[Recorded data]
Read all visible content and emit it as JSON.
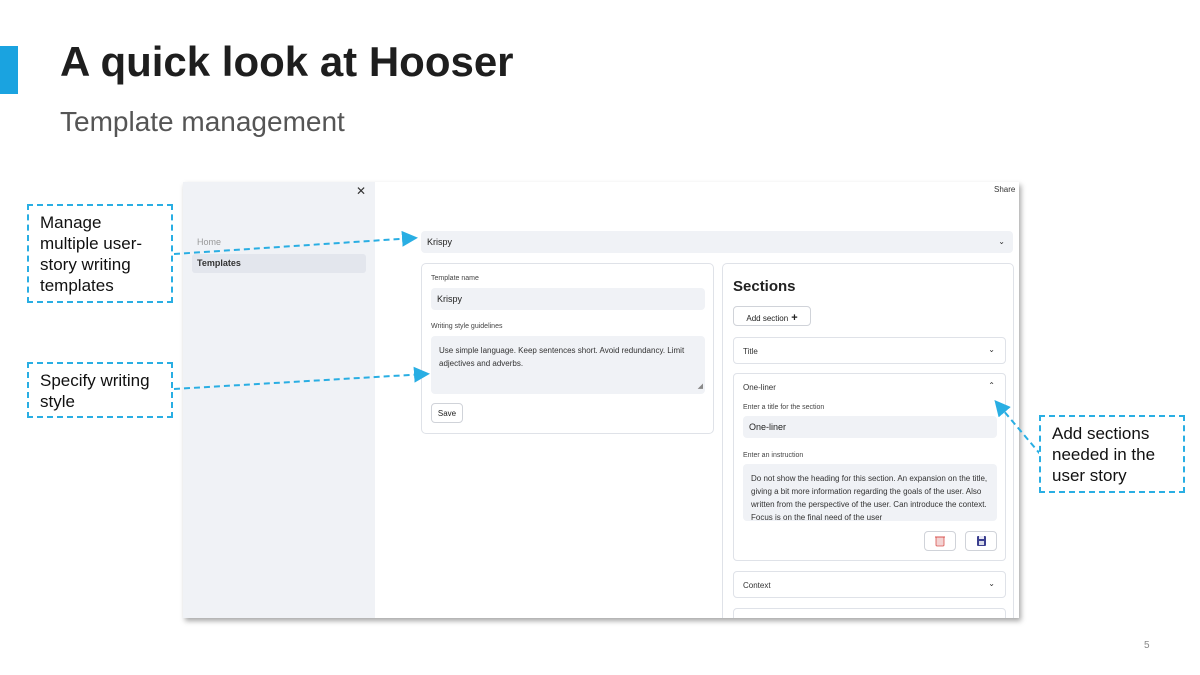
{
  "slide": {
    "title": "A quick look at Hooser",
    "subtitle": "Template management",
    "page_number": "5",
    "accent_color": "#1aa3e0"
  },
  "callouts": {
    "templates": "Manage multiple user-story writing templates",
    "style": "Specify writing style",
    "sections": "Add sections needed in the user story"
  },
  "app": {
    "sidebar": {
      "close_icon": "close-icon",
      "items": [
        {
          "label": "Home",
          "active": false
        },
        {
          "label": "Templates",
          "active": true
        }
      ]
    },
    "header": {
      "share_label": "Share"
    },
    "template_select": {
      "value": "Krispy",
      "icon": "chevron-down-icon"
    },
    "template_form": {
      "name_label": "Template name",
      "name_value": "Krispy",
      "guidelines_label": "Writing style guidelines",
      "guidelines_value": "Use simple language. Keep sentences short. Avoid redundancy. Limit adjectives and adverbs.",
      "save_label": "Save"
    },
    "sections": {
      "heading": "Sections",
      "add_label": "Add section",
      "add_icon": "plus-icon",
      "items": [
        {
          "title": "Title",
          "expanded": false
        },
        {
          "title": "One-liner",
          "expanded": true,
          "title_field_label": "Enter a title for the section",
          "title_value": "One-liner",
          "instruction_label": "Enter an instruction",
          "instruction_value": "Do not show the heading for this section. An expansion on the title, giving a bit more information regarding the goals of the user. Also written from the perspective of the user. Can introduce the context. Focus is on the final need of the user",
          "delete_icon": "trash-icon",
          "save_icon": "floppy-disk-icon"
        },
        {
          "title": "Context",
          "expanded": false
        }
      ]
    }
  }
}
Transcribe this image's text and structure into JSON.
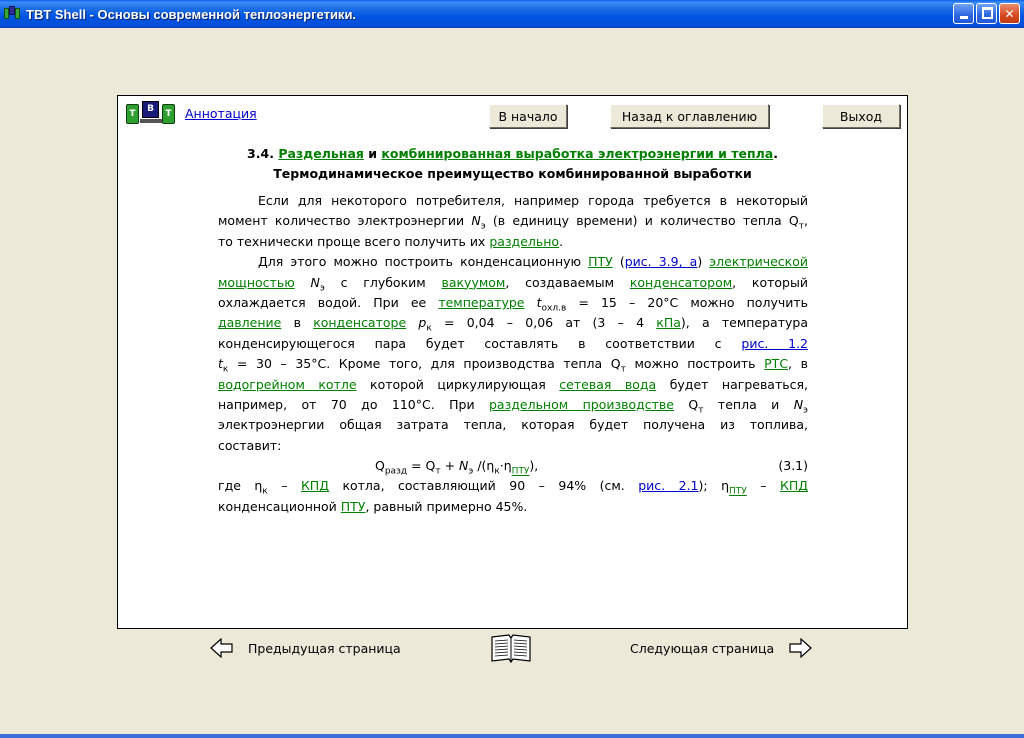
{
  "window": {
    "title": "TBT Shell - Основы современной теплоэнергетики."
  },
  "header": {
    "annotation_link": "Аннотация",
    "home_button": "В начало",
    "toc_button": "Назад к оглавлению",
    "exit_button": "Выход"
  },
  "section": {
    "number": "3.4.",
    "link1": "Раздельная",
    "and": "и",
    "link2": "комбинированная выработка электроэнергии и тепла",
    "subtitle": "Термодинамическое преимущество комбинированной выработки"
  },
  "nav": {
    "prev_label": "Предыдущая страница",
    "next_label": "Следующая страница"
  }
}
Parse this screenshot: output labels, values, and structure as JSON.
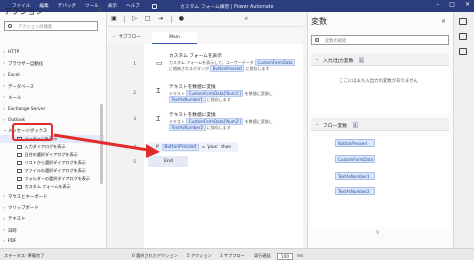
{
  "titlebar": {
    "menu": [
      "ファイル",
      "編集",
      "デバッグ",
      "ツール",
      "表示",
      "ヘルプ"
    ],
    "title": "カスタム フォーム練習 | Power Automate"
  },
  "actions_panel": {
    "title": "アクション",
    "search_placeholder": "アクションの検索",
    "categories": [
      "HTTP",
      "ブラウザー自動化",
      "Excel",
      "データベース",
      "メール",
      "Exchange Server",
      "Outlook"
    ],
    "message_box": {
      "label": "メッセージボックス",
      "items": [
        "メッセージを表示",
        "入力ダイアログを表示",
        "日付の選択ダイアログを表示",
        "リストから選択ダイアログを表示",
        "ファイルの選択ダイアログを表示",
        "フォルダーの選択ダイアログを表示",
        "カスタム フォームを表示"
      ]
    },
    "categories_after": [
      "マウスとキーボード",
      "クリップボード",
      "テキスト",
      "日時",
      "PDF"
    ]
  },
  "designer": {
    "subflow_label": "サブフロー",
    "main_tab": "Main",
    "steps": [
      {
        "line": "1",
        "title": "カスタム フォームを表示",
        "desc1": "カスタム フォームを表示して、ユーザーデータ",
        "tag_a": "CustomFormData",
        "desc2": "に格納されるボタンが",
        "tag_b": "ButtonPressed",
        "desc3": "に保存します"
      },
      {
        "line": "2",
        "title": "テキストを数値に変換",
        "desc_prefix": "テキスト",
        "tag_a": "CustomFormData['Num1']",
        "desc_mid": "を数値に変換し",
        "tag_b": "TextAsNumber1",
        "desc_suffix": "に保存します"
      },
      {
        "line": "3",
        "title": "テキストを数値に変換",
        "desc_prefix": "テキスト",
        "tag_a": "CustomFormData['Num2']",
        "desc_mid": "を数値に変換し",
        "tag_b": "TextAsNumber2",
        "desc_suffix": "に保存します"
      }
    ],
    "if_row": {
      "line": "4",
      "keyword": "If",
      "var": "ButtonPressed",
      "op": "= 'plus'",
      "then": "then"
    },
    "end_row": {
      "line": "5",
      "label": "End"
    }
  },
  "variables_panel": {
    "title": "変数",
    "search_placeholder": "変数の検索",
    "input_output": {
      "label": "入力/出力変数",
      "count": "0",
      "empty_message": "ここにはまだ入出力の変数がありません"
    },
    "flow_vars": {
      "label": "フロー変数",
      "count": "4",
      "items": [
        "ButtonPressed",
        "CustomFormData",
        "TextAsNumber1",
        "TextAsNumber2"
      ]
    }
  },
  "statusbar": {
    "status": "ステータス: 準備完了",
    "selected": "0 選択されたアクション",
    "actions": "5 アクション",
    "subflows": "1 サブフロー",
    "delay_label": "実行遅延",
    "delay_value": "100",
    "delay_unit": "ms"
  },
  "colors": {
    "titlebar": "#2b3d7e",
    "highlight": "#e22b2b",
    "tag_bg": "#dbe6fb"
  }
}
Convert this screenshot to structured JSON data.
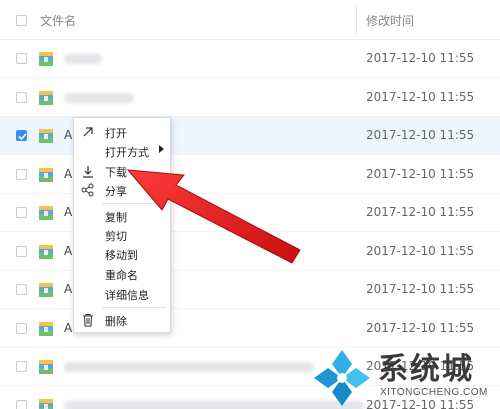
{
  "header": {
    "col_name": "文件名",
    "col_time": "修改时间"
  },
  "rows": [
    {
      "initial": "",
      "time": "2017-12-10 11:55",
      "selected": false
    },
    {
      "initial": "",
      "time": "2017-12-10 11:55",
      "selected": false
    },
    {
      "initial": "A",
      "time": "2017-12-10 11:55",
      "selected": true
    },
    {
      "initial": "A",
      "time": "2017-12-10 11:55",
      "selected": false
    },
    {
      "initial": "A",
      "time": "2017-12-10 11:55",
      "selected": false
    },
    {
      "initial": "A",
      "time": "2017-12-10 11:55",
      "selected": false
    },
    {
      "initial": "A",
      "time": "2017-12-10 11:55",
      "selected": false
    },
    {
      "initial": "A",
      "time": "2017-12-10 11:55",
      "selected": false
    },
    {
      "initial": "",
      "time": "2017-12-10 11:55",
      "selected": false
    },
    {
      "initial": "",
      "time": "2017-12-10 11:55",
      "selected": false
    }
  ],
  "context_menu": {
    "open": "打开",
    "open_with": "打开方式",
    "download": "下载",
    "share": "分享",
    "copy": "复制",
    "cut": "剪切",
    "move_to": "移动到",
    "rename": "重命名",
    "details": "详细信息",
    "delete": "删除"
  },
  "watermark": {
    "brand": "系统城",
    "domain": "XITONGCHENG.COM"
  },
  "colors": {
    "accent": "#3b8cf0",
    "selected_row": "#eef5fd",
    "arrow": "#e01b1b"
  },
  "icons": [
    "file-archive-icon",
    "open-arrow-icon",
    "download-icon",
    "share-icon",
    "trash-icon",
    "checkmark-icon",
    "submenu-arrow-icon"
  ]
}
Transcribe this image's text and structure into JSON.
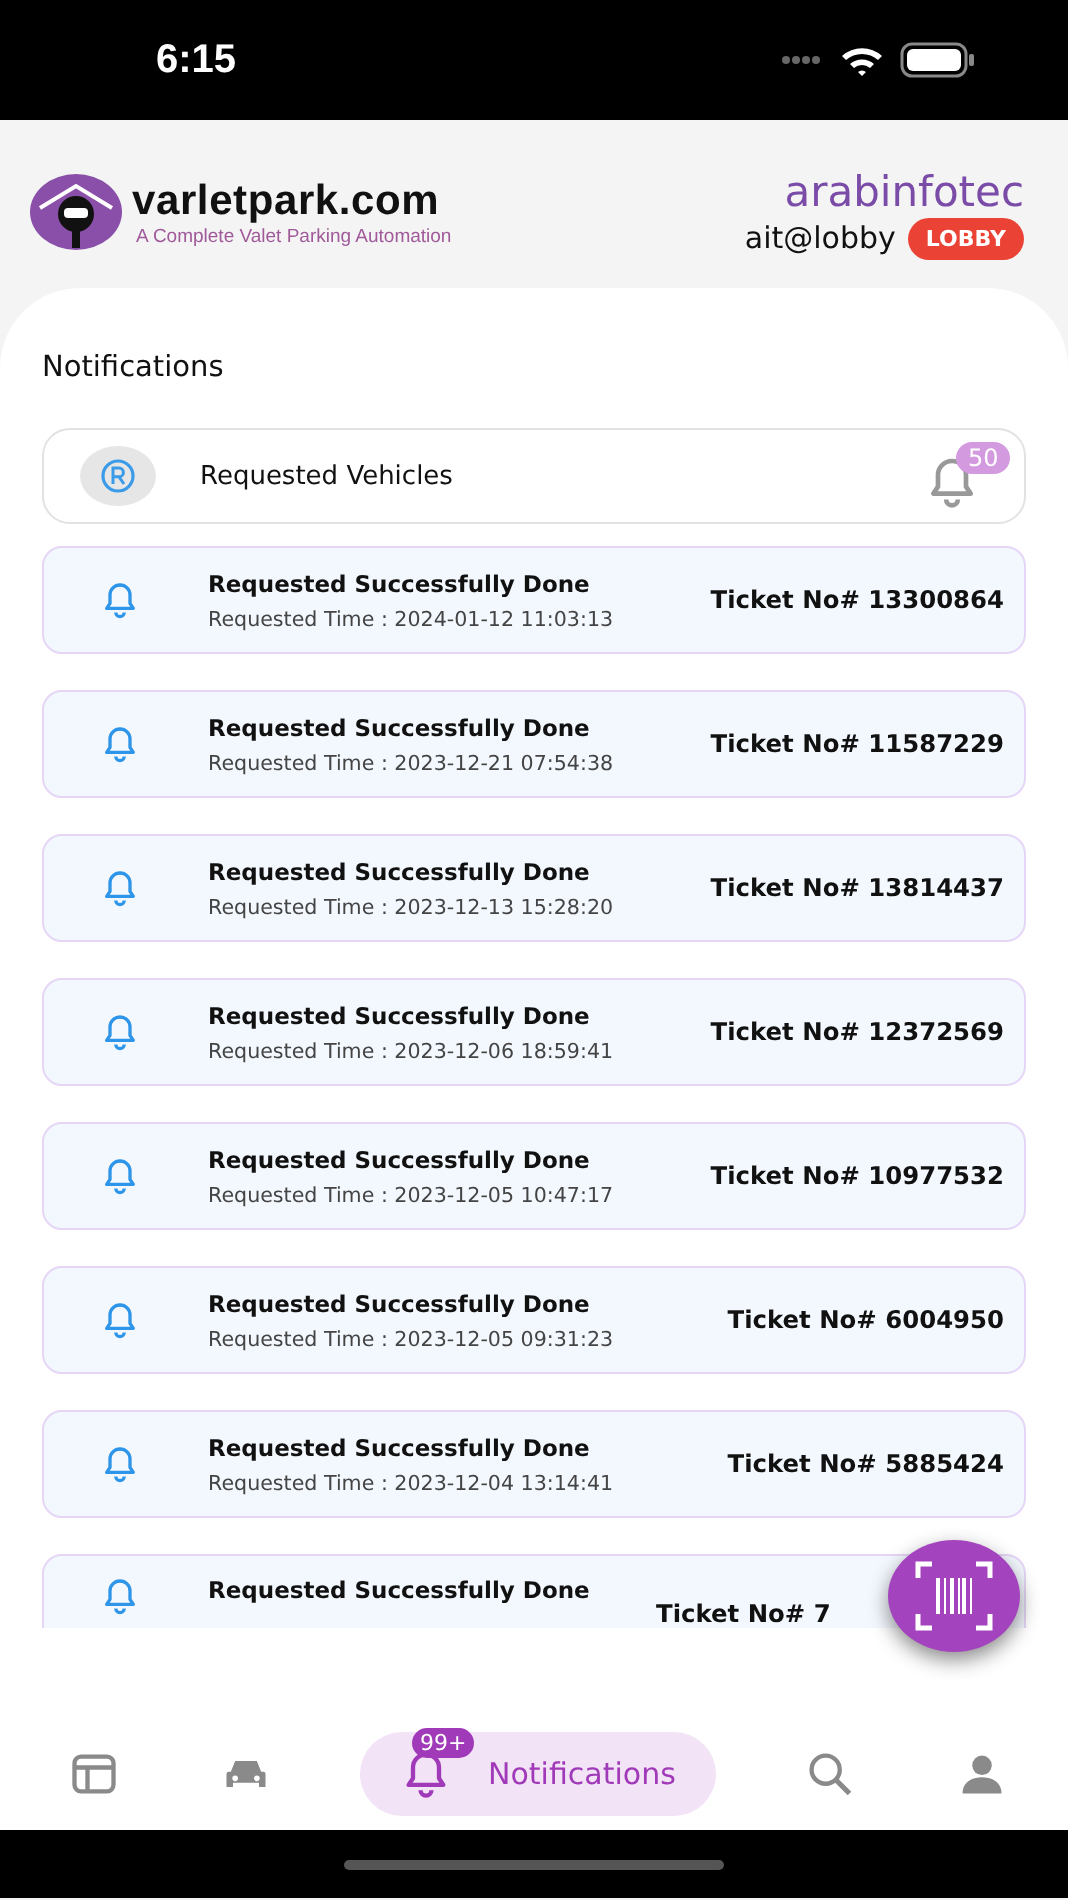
{
  "status_bar": {
    "time": "6:15"
  },
  "header": {
    "brand": "varletpark.com",
    "tagline": "A Complete Valet Parking Automation",
    "company": "arabinfotec",
    "user": "ait@lobby",
    "role_badge": "LOBBY"
  },
  "section_title": "Notifications",
  "summary": {
    "label": "Requested Vehicles",
    "count": "50"
  },
  "notifications": [
    {
      "title": "Requested Successfully Done",
      "time": "Requested Time : 2024-01-12 11:03:13",
      "ticket": "Ticket No# 13300864"
    },
    {
      "title": "Requested Successfully Done",
      "time": "Requested Time : 2023-12-21 07:54:38",
      "ticket": "Ticket No# 11587229"
    },
    {
      "title": "Requested Successfully Done",
      "time": "Requested Time : 2023-12-13 15:28:20",
      "ticket": "Ticket No# 13814437"
    },
    {
      "title": "Requested Successfully Done",
      "time": "Requested Time : 2023-12-06 18:59:41",
      "ticket": "Ticket No# 12372569"
    },
    {
      "title": "Requested Successfully Done",
      "time": "Requested Time : 2023-12-05 10:47:17",
      "ticket": "Ticket No# 10977532"
    },
    {
      "title": "Requested Successfully Done",
      "time": "Requested Time : 2023-12-05 09:31:23",
      "ticket": "Ticket No# 6004950"
    },
    {
      "title": "Requested Successfully Done",
      "time": "Requested Time : 2023-12-04 13:14:41",
      "ticket": "Ticket No# 5885424"
    },
    {
      "title": "Requested Successfully Done",
      "ticket": "Ticket No# 7"
    }
  ],
  "nav": [
    {
      "kind": "dashboard",
      "selected": false
    },
    {
      "kind": "car",
      "selected": false
    },
    {
      "kind": "notifications",
      "label": "Notifications",
      "badge": "99+",
      "selected": true
    },
    {
      "kind": "search",
      "selected": false
    },
    {
      "kind": "profile",
      "selected": false
    }
  ]
}
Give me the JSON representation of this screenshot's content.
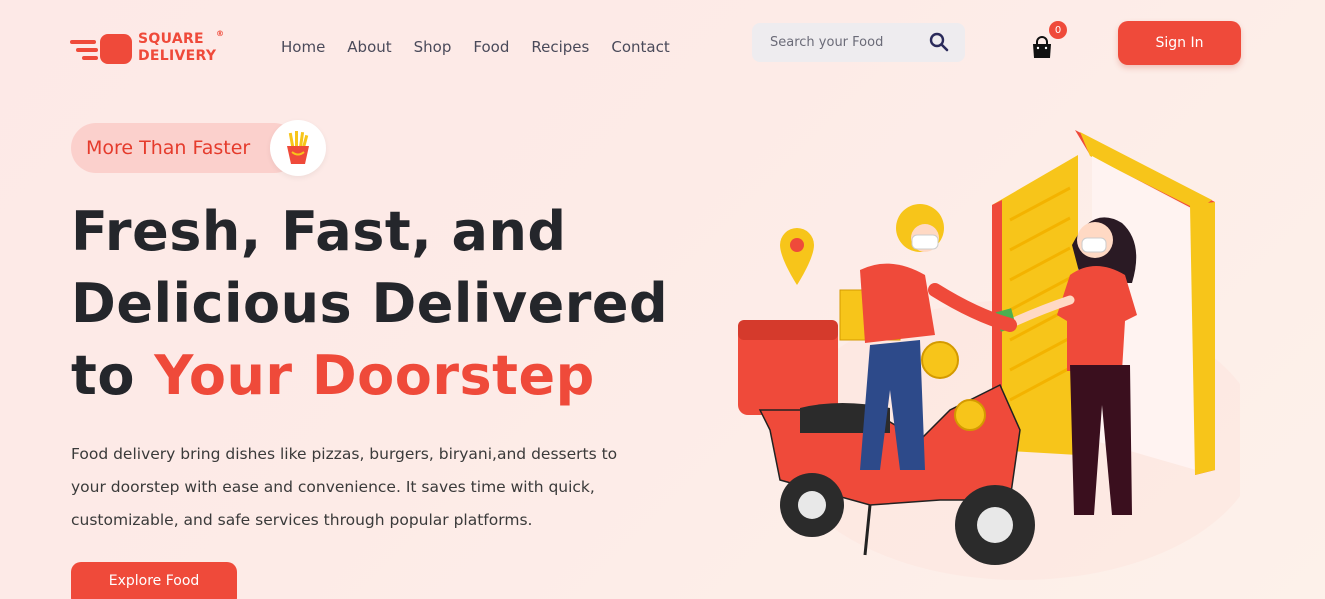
{
  "brand": {
    "line1": "SQUARE",
    "line2": "DELIVERY",
    "registered": "®"
  },
  "nav": {
    "items": [
      "Home",
      "About",
      "Shop",
      "Food",
      "Recipes",
      "Contact"
    ]
  },
  "search": {
    "placeholder": "Search your Food"
  },
  "cart": {
    "count": "0"
  },
  "header": {
    "signin_label": "Sign In"
  },
  "hero": {
    "tagline": "More Than Faster",
    "headline_line1": "Fresh, Fast, and",
    "headline_line2": "Delicious Delivered",
    "headline_to": "to ",
    "headline_accent": "Your Doorstep",
    "description": "Food delivery bring dishes like pizzas, burgers, biryani,and desserts to your doorstep with ease and convenience. It saves time with quick, customizable, and safe services through popular platforms.",
    "cta_label": "Explore Food"
  },
  "colors": {
    "accent": "#ef4a3a",
    "yellow": "#f7c51a",
    "dark": "#24262b"
  }
}
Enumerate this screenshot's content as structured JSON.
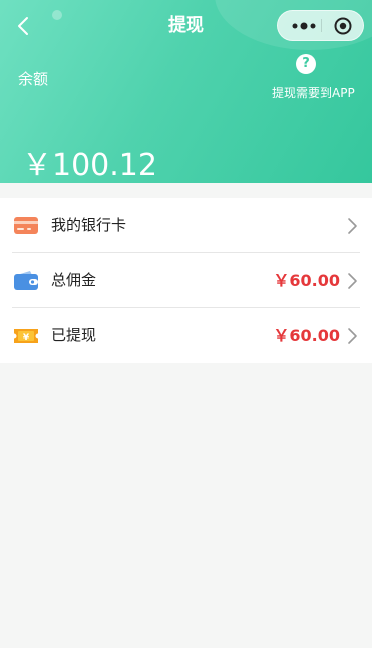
{
  "nav": {
    "title": "提现"
  },
  "balance": {
    "label": "余额",
    "amount": "￥100.12",
    "help_icon_text": "?",
    "help_text": "提现需要到APP"
  },
  "list": [
    {
      "label": "我的银行卡",
      "value": "",
      "icon": "bank-card-icon"
    },
    {
      "label": "总佣金",
      "value": "￥60.00",
      "icon": "wallet-icon"
    },
    {
      "label": "已提现",
      "value": "￥60.00",
      "icon": "yen-ticket-icon"
    }
  ],
  "colors": {
    "header_start": "#6fe0c1",
    "header_end": "#35c79d",
    "amount_red": "#e5383b",
    "page_bg": "#f5f6f5"
  }
}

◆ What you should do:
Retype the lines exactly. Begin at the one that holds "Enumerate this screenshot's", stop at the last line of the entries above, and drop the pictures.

◆ Result of this task:
Enumerate this screenshot's content as structured JSON.
{
  "nav": {
    "title": "提现"
  },
  "balance": {
    "label": "余额",
    "amount": "￥100.12",
    "help_icon_text": "?",
    "help_text": "提现需要到APP"
  },
  "list": [
    {
      "label": "我的银行卡",
      "value": "",
      "icon": "bank-card-icon"
    },
    {
      "label": "总佣金",
      "value": "￥60.00",
      "icon": "wallet-icon"
    },
    {
      "label": "已提现",
      "value": "￥60.00",
      "icon": "yen-ticket-icon"
    }
  ],
  "colors": {
    "header_start": "#6fe0c1",
    "header_end": "#35c79d",
    "amount_red": "#e5383b",
    "page_bg": "#f5f6f5"
  }
}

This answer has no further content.